• [WORK TO BE COMPLETED]: In the records below, find every line that contains "icon" and list it.

• [GIVEN INFORMATION]:
+ + + + +

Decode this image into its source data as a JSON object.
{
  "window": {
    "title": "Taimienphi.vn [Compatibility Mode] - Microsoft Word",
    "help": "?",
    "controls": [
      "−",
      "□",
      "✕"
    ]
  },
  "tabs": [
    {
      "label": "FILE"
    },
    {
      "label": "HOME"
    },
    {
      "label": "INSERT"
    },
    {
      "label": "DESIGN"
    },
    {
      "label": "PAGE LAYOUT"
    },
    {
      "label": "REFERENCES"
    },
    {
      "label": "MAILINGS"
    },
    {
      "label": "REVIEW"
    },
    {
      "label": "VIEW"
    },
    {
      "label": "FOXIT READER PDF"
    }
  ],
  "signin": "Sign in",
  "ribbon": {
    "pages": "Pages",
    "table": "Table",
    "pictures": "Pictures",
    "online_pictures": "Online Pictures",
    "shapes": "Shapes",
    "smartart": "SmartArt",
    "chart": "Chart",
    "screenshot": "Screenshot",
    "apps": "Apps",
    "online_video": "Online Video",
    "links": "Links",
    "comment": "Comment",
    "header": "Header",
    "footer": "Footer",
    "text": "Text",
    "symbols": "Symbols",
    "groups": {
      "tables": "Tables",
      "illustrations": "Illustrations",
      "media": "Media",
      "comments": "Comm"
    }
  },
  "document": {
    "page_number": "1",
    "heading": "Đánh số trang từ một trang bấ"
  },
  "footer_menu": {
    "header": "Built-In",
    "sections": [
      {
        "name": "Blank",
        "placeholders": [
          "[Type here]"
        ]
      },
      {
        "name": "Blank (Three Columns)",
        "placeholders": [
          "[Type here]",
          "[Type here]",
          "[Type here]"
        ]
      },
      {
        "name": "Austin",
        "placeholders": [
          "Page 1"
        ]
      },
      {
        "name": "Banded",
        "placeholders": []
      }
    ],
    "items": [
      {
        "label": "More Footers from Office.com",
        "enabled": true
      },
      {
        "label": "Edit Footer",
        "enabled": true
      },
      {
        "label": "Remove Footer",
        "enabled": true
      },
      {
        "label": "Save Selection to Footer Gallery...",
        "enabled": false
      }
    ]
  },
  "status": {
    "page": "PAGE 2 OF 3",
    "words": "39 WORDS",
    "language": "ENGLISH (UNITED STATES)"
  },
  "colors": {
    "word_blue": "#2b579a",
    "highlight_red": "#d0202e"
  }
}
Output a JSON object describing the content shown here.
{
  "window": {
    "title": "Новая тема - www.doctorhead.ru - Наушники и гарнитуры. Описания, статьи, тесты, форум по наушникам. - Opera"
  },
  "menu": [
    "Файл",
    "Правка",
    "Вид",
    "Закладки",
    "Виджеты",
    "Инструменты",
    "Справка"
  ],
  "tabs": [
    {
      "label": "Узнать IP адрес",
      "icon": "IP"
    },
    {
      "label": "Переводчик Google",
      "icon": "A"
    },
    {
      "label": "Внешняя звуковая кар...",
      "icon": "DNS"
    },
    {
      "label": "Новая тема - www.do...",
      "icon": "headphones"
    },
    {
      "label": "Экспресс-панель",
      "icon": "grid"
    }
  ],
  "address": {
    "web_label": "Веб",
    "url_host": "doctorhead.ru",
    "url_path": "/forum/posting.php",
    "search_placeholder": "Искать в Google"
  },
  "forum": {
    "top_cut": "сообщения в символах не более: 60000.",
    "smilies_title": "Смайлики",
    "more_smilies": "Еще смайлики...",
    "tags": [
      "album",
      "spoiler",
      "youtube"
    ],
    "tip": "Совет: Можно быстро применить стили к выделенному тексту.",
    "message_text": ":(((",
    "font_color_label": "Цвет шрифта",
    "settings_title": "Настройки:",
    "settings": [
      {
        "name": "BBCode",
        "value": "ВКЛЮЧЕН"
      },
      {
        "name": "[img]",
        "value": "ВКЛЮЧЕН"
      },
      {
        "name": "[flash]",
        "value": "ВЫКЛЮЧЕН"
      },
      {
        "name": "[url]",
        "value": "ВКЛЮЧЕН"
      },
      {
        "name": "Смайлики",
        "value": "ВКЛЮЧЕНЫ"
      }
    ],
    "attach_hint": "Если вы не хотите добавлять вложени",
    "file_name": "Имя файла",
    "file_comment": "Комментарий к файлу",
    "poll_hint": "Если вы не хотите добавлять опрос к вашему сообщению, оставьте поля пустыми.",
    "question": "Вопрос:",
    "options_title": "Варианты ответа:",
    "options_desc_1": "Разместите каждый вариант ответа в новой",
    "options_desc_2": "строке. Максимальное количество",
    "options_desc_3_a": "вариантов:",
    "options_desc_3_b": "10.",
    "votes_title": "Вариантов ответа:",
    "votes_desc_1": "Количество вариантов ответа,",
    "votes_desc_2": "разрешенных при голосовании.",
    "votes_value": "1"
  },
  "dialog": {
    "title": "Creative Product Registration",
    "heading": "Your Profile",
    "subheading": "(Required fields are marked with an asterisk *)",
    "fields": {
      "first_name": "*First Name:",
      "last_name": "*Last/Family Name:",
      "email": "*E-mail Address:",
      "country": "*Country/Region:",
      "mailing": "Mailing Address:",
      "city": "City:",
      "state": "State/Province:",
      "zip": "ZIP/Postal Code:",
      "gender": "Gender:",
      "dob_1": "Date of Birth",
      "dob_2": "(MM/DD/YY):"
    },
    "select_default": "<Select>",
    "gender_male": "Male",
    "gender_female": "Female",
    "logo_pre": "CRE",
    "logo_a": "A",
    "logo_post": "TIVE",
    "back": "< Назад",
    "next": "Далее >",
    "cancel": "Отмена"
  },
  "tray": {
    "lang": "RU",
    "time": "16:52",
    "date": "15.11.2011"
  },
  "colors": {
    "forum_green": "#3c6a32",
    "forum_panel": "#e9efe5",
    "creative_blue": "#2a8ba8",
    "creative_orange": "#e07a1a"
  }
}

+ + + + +

• [TASK SOLUTION]:
      "icon": "IP"
      "icon": "A"
      "icon": "DNS"
      "icon": "headphones"
      "icon": "grid"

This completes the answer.